  7. Be Wary If You Have Bad Credit
    If you have poor credit, you will not be eligible for those great low rates that the dealer is advertising. You may be able to get a better rate by shopping around at your local bank or credit union. If your credit is spotty, there are often other loan options.

  8. Explore Your Options
    There are three places to obtain financing.

    1. Online: There are several websites that can provide your credit report & score and there are websites out there that will actually pre-approve you for a loan.
    2. Your Bank or Credit Union: Visit your bank or credit union and discuss the rates that you qualify for.
    3. The Dealer: The dealer has many credit/loan sources; each source gives their rates to the dealer, who, in turn, may add additional percentage points. So it's imperative to know what kinds of interest rates you qualify for from outside sources before you go to the dealer. This allows you to avoid confusion at the dealership, saves you money, and let's them know that you are serious about car buying.

TIP: NEVER roll an upside down loan on a trade-in into a new car purchase. Why? Because you will immediately be upside down in your new loan, which, as I mentioned before, is a very risky place to be.

TIP: Get a flexible loan if you can. A flexible loan allows you to increase your monthly payments, or pay it off completely if you are able to do so.

BOTTOM LINE: Cash is the bottom line. The best way to save money on a new car is to have as much cash as possible at the time of purchase. The more cash you can pony up front will trim down your monthly payments as well as the interest you will pay over the duration of your loan/lease. Saving is the name of the game.
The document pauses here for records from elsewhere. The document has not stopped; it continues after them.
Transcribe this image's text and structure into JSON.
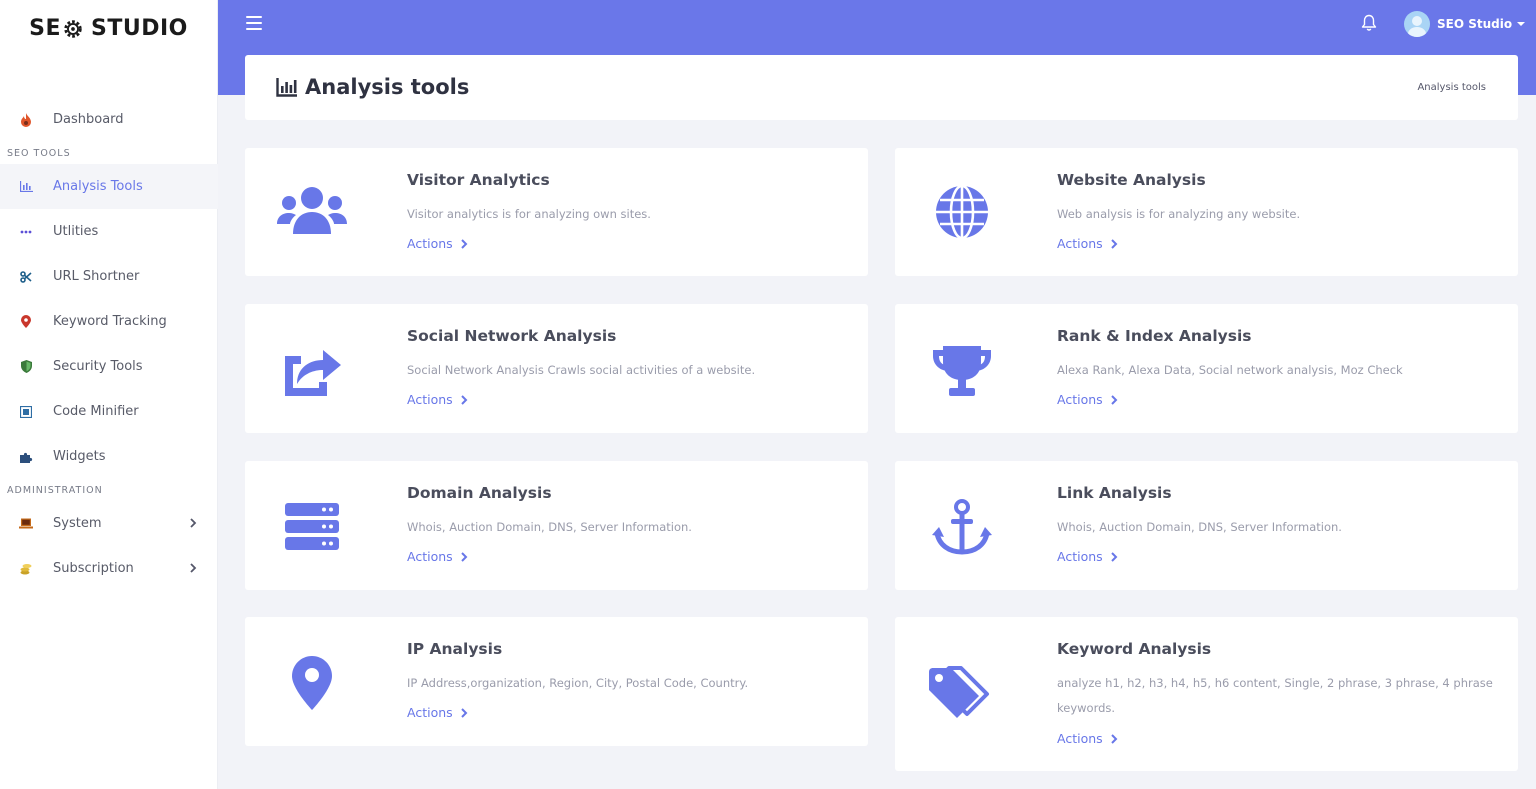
{
  "brand": {
    "logo_left": "SE",
    "logo_right": "STUDIO"
  },
  "sidebar": {
    "dashboard": "Dashboard",
    "section_seo": "SEO TOOLS",
    "items": [
      {
        "label": "Analysis Tools",
        "icon": "chart-icon"
      },
      {
        "label": "Utlities",
        "icon": "dots-icon"
      },
      {
        "label": "URL Shortner",
        "icon": "scissors-icon"
      },
      {
        "label": "Keyword Tracking",
        "icon": "map-pin-icon"
      },
      {
        "label": "Security Tools",
        "icon": "shield-icon"
      },
      {
        "label": "Code Minifier",
        "icon": "minifier-icon"
      },
      {
        "label": "Widgets",
        "icon": "puzzle-icon"
      }
    ],
    "section_admin": "ADMINISTRATION",
    "admin_items": [
      {
        "label": "System",
        "icon": "laptop-icon"
      },
      {
        "label": "Subscription",
        "icon": "coins-icon"
      }
    ]
  },
  "topbar": {
    "user_name": "SEO Studio"
  },
  "header": {
    "title": "Analysis tools",
    "breadcrumb": "Analysis tools"
  },
  "cards": [
    {
      "title": "Visitor Analytics",
      "desc": "Visitor analytics is for analyzing own sites.",
      "action": "Actions",
      "icon": "users-icon"
    },
    {
      "title": "Website Analysis",
      "desc": "Web analysis is for analyzing any website.",
      "action": "Actions",
      "icon": "globe-icon"
    },
    {
      "title": "Social Network Analysis",
      "desc": "Social Network Analysis Crawls social activities of a website.",
      "action": "Actions",
      "icon": "share-icon"
    },
    {
      "title": "Rank & Index Analysis",
      "desc": "Alexa Rank, Alexa Data, Social network analysis, Moz Check",
      "action": "Actions",
      "icon": "trophy-icon"
    },
    {
      "title": "Domain Analysis",
      "desc": "Whois, Auction Domain, DNS, Server Information.",
      "action": "Actions",
      "icon": "server-icon"
    },
    {
      "title": "Link Analysis",
      "desc": "Whois, Auction Domain, DNS, Server Information.",
      "action": "Actions",
      "icon": "anchor-icon"
    },
    {
      "title": "IP Analysis",
      "desc": "IP Address,organization, Region, City, Postal Code, Country.",
      "action": "Actions",
      "icon": "location-pin-icon"
    },
    {
      "title": "Keyword Analysis",
      "desc": "analyze h1, h2, h3, h4, h5, h6 content, Single, 2 phrase, 3 phrase, 4 phrase keywords.",
      "action": "Actions",
      "icon": "tags-icon"
    }
  ],
  "colors": {
    "accent": "#6a77e9",
    "icon": "#6877e8",
    "background": "#f2f3f8"
  }
}
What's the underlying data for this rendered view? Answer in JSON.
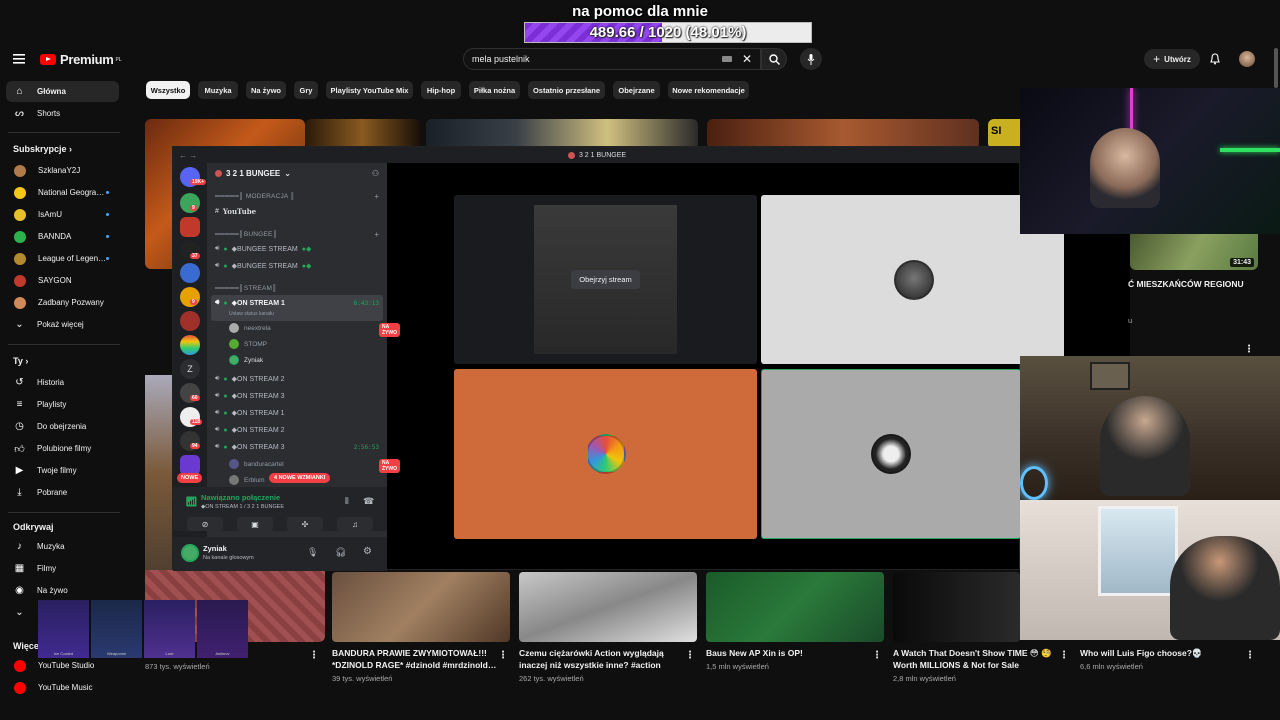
{
  "overlay": {
    "title": "na pomoc dla mnie",
    "progress_text": "489.66 / 1020 (48.01%)",
    "progress_fraction": 0.4801
  },
  "topbar": {
    "logo_text": "Premium",
    "logo_sup": "PL",
    "search_value": "mela pustelnik",
    "create_label": "Utwórz"
  },
  "sidebar": {
    "main": [
      {
        "label": "Główna",
        "icon": "home-icon"
      },
      {
        "label": "Shorts",
        "icon": "shorts-icon"
      }
    ],
    "subs_header": "Subskrypcje",
    "subs": [
      {
        "label": "SzklanaY2J",
        "color": "#b07a4a",
        "new": false
      },
      {
        "label": "National Geogra…",
        "color": "#f5c518",
        "new": true
      },
      {
        "label": "IsAmU",
        "color": "#e8c02a",
        "new": true
      },
      {
        "label": "BANNDA",
        "color": "#2bb24c",
        "new": true
      },
      {
        "label": "League of Legen…",
        "color": "#b38b2e",
        "new": true
      },
      {
        "label": "SAYGON",
        "color": "#c0392b",
        "new": false
      },
      {
        "label": "Zadbany Pozwany",
        "color": "#d08a5a",
        "new": false
      }
    ],
    "show_more": "Pokaż więcej",
    "you_header": "Ty",
    "you": [
      {
        "label": "Historia",
        "icon": "history-icon"
      },
      {
        "label": "Playlisty",
        "icon": "playlist-icon"
      },
      {
        "label": "Do obejrzenia",
        "icon": "clock-icon"
      },
      {
        "label": "Polubione filmy",
        "icon": "like-icon"
      },
      {
        "label": "Twoje filmy",
        "icon": "video-icon"
      },
      {
        "label": "Pobrane",
        "icon": "download-icon"
      }
    ],
    "explore_header": "Odkrywaj",
    "explore": [
      {
        "label": "Muzyka",
        "icon": "music-icon"
      },
      {
        "label": "Filmy",
        "icon": "film-icon"
      },
      {
        "label": "Na żywo",
        "icon": "live-icon"
      }
    ],
    "more_header": "Więce",
    "more": [
      {
        "label": "YouTube Studio"
      },
      {
        "label": "YouTube Music"
      }
    ]
  },
  "chips": [
    "Wszystko",
    "Muzyka",
    "Na żywo",
    "Gry",
    "Playlisty YouTube Mix",
    "Hip-hop",
    "Piłka nożna",
    "Ostatnio przesłane",
    "Obejrzane",
    "Nowe rekomendacje"
  ],
  "discord": {
    "window_title": "3 2 1 BUNGEE",
    "server_name": "3 2 1 BUNGEE",
    "cat_moderacja": "═════║ MODERACJA ║",
    "youtube_channel": "YouTube",
    "cat_bungee": "═════║BUNGEE║",
    "bungee_1": "◆BUNGEE STREAM",
    "bungee_2": "◆BUNGEE STREAM",
    "cat_stream": "═════║STREAM║",
    "on_stream_active": "◆ON STREAM 1",
    "on_stream_active_timer": "6:43:13",
    "status_hint": "Ustaw status kanału",
    "users_1": [
      {
        "name": "neextrela",
        "live": true
      },
      {
        "name": "STOMP",
        "live": false
      },
      {
        "name": "Zyniak",
        "live": false
      }
    ],
    "channels": [
      {
        "label": "◆ON STREAM 2",
        "timer": ""
      },
      {
        "label": "◆ON STREAM 3",
        "timer": ""
      },
      {
        "label": "◆ON STREAM 1",
        "timer": ""
      },
      {
        "label": "◆ON STREAM 2",
        "timer": ""
      },
      {
        "label": "◆ON STREAM 3",
        "timer": "2:56:53"
      }
    ],
    "users_2": [
      {
        "name": "banduracartel",
        "live": true
      },
      {
        "name": "Erblum",
        "live": false
      }
    ],
    "live_badge": "NA ŻYWO",
    "mentions_badge": "4 NOWE WZMIANKI",
    "new_badge": "NOWE",
    "voice_status": "Nawiązano połączenie",
    "voice_channel": "◆ON STREAM 1 / 3 2 1 BUNGEE",
    "user_name": "Zyniak",
    "user_status": "Na kanale głosowym",
    "watch_stream": "Obejrzyj stream",
    "guild_badges": [
      "19K+",
      "9",
      "",
      "37",
      "",
      "9",
      "",
      "",
      "",
      "60",
      "118",
      "94"
    ]
  },
  "right_video": {
    "title_partial": "Ć MIESZKAŃCÓW REGIONU",
    "duration": "31:43",
    "meta_partial": "u"
  },
  "videos": [
    {
      "title": "",
      "meta": "873 tys. wyświetleń"
    },
    {
      "title": "BANDURA PRAWIE ZWYMIOTOWAŁ!!! *DZINOLD RAGE* #dzinold #mrdzinold…",
      "meta": "39 tys. wyświetleń"
    },
    {
      "title": "Czemu ciężarówki Action wyglądają inaczej niż wszystkie inne? #action",
      "meta": "262 tys. wyświetleń"
    },
    {
      "title": "Baus New AP Xin is OP!",
      "meta": "1,5 mln wyświetleń"
    },
    {
      "title": "A Watch That Doesn't Show TIME 😳 🧐 Worth MILLIONS & Not for Sale",
      "meta": "2,8 mln wyświetleń"
    },
    {
      "title": "Who will Luis Figo choose?💀",
      "meta": "6,6 mln wyświetleń"
    }
  ],
  "skins": [
    "Ice Coaled",
    "Weaponmi",
    "Lore",
    "Asiimov"
  ],
  "colors": {
    "yt_red": "#ff0000",
    "discord_green": "#23a55a",
    "discord_red": "#f23f43",
    "donation_purple": "#8a3be6",
    "tile_orange": "#cf6b3a"
  }
}
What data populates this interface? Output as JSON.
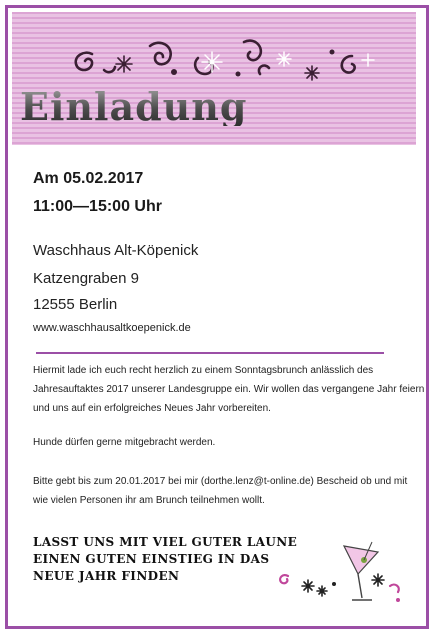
{
  "title": "Einladung",
  "event": {
    "date": "Am 05.02.2017",
    "time": "11:00—15:00 Uhr"
  },
  "venue": {
    "name": "Waschhaus Alt-Köpenick",
    "street": "Katzengraben 9",
    "city": "12555 Berlin",
    "url": "www.waschhausaltkoepenick.de"
  },
  "body": {
    "invitation": "Hiermit lade ich euch recht herzlich zu einem Sonntagsbrunch anlässlich des Jahresauftaktes 2017 unserer Landesgruppe ein. Wir wollen das vergangene Jahr feiern und uns auf ein erfolgreiches Neues Jahr vorbereiten.",
    "dogs": "Hunde dürfen gerne mitgebracht werden.",
    "rsvp": "Bitte gebt bis zum 20.01.2017 bei mir (dorthe.lenz@t-online.de) Bescheid ob und mit wie vielen Personen ihr am Brunch teilnehmen wollt."
  },
  "slogan": {
    "line1": "LASST UNS MIT VIEL GUTER LAUNE",
    "line2": "EINEN GUTEN EINSTIEG IN DAS",
    "line3": "NEUE JAHR FINDEN"
  },
  "colors": {
    "accent": "#9b4fa6",
    "banner": "#e2b3dc",
    "ornament": "#3a1f33",
    "swirl_pink": "#c0479b"
  }
}
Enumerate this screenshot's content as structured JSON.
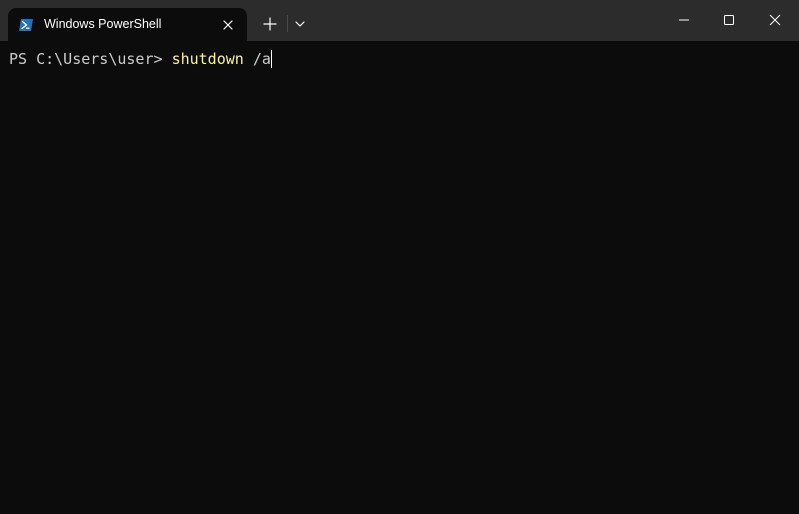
{
  "tab": {
    "title": "Windows PowerShell",
    "icon": "powershell-icon"
  },
  "toolbar": {
    "new_tab_icon": "plus-icon",
    "dropdown_icon": "chevron-down-icon"
  },
  "window_controls": {
    "minimize_icon": "minimize-icon",
    "maximize_icon": "maximize-icon",
    "close_icon": "close-icon"
  },
  "terminal": {
    "prompt": "PS C:\\Users\\user> ",
    "command": "shutdown",
    "argument": " /a"
  },
  "colors": {
    "titlebar": "#2c2c2c",
    "background": "#0c0c0c",
    "command": "#f9f1a5",
    "text": "#cccccc",
    "accent": "#1f6fd1"
  }
}
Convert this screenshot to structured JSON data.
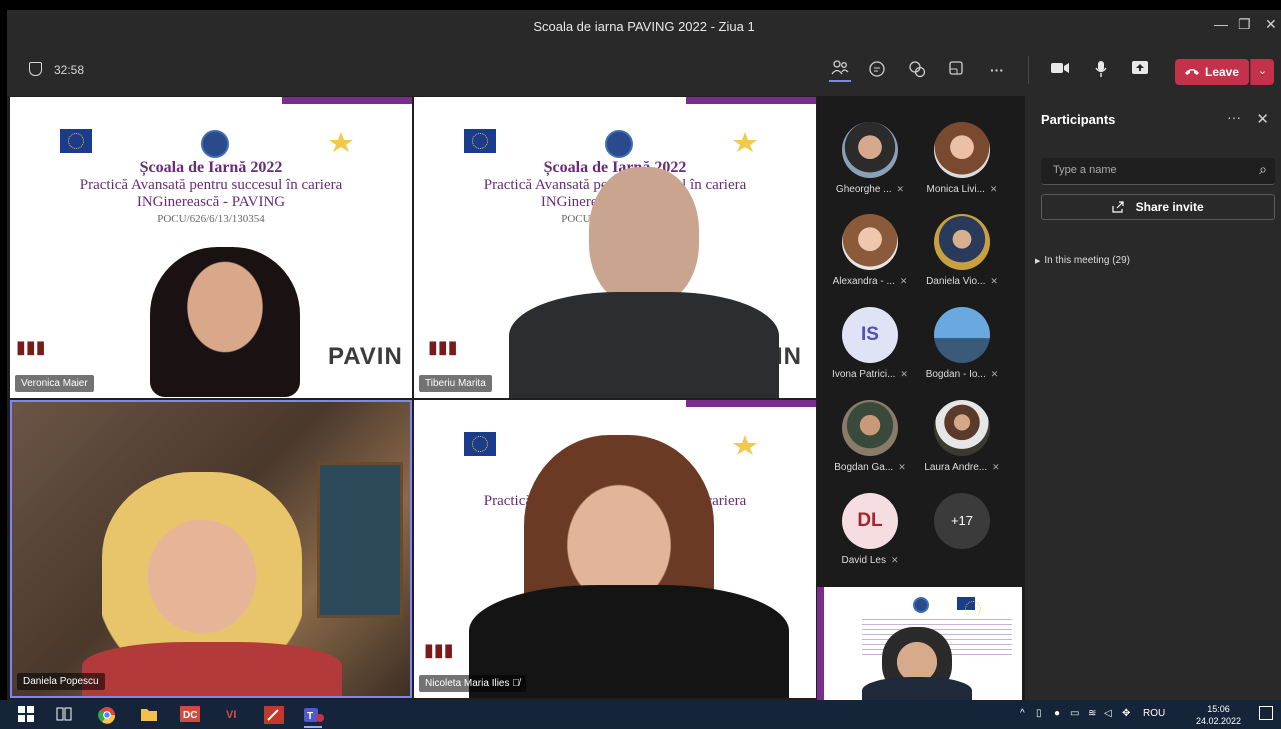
{
  "window": {
    "title": "Scoala de iarna PAVING 2022 - Ziua 1"
  },
  "toolbar": {
    "timer": "32:58",
    "leave_label": "Leave"
  },
  "slide": {
    "title": "Școala de Iarnă 2022",
    "line1": "Practică Avansată pentru succesul în cariera",
    "line2": "INGinerească - PAVING",
    "code": "POCU/626/6/13/130354",
    "paving": "PAVIN",
    "paving_cut": "VIN"
  },
  "tiles": [
    {
      "name": "Veronica Maier"
    },
    {
      "name": "Tiberiu Marita"
    },
    {
      "name": "Daniela Popescu"
    },
    {
      "name": "Nicoleta Maria Ilies"
    }
  ],
  "participants_grid": [
    {
      "name": "Gheorghe ...",
      "initials": ""
    },
    {
      "name": "Monica Livi...",
      "initials": ""
    },
    {
      "name": "Alexandra - ...",
      "initials": ""
    },
    {
      "name": "Daniela Vio...",
      "initials": ""
    },
    {
      "name": "Ivona Patrici...",
      "initials": "IS"
    },
    {
      "name": "Bogdan - Io...",
      "initials": ""
    },
    {
      "name": "Bogdan Ga...",
      "initials": ""
    },
    {
      "name": "Laura Andre...",
      "initials": ""
    },
    {
      "name": "David Les",
      "initials": "DL"
    }
  ],
  "overflow_count": "+17",
  "panel": {
    "title": "Participants",
    "search_placeholder": "Type a name",
    "share_invite": "Share invite",
    "meeting_section": "In this meeting (29)"
  },
  "taskbar": {
    "lang": "ROU",
    "time": "15:06",
    "date": "24.02.2022"
  },
  "colors": {
    "accent_purple": "#7b2d8e",
    "leave_red": "#c4314b",
    "teams_active": "#7f85f5"
  }
}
If you save your cash for a big down payment, you will be saving money in interest over the term of your loan, while having lower monthly payments as well.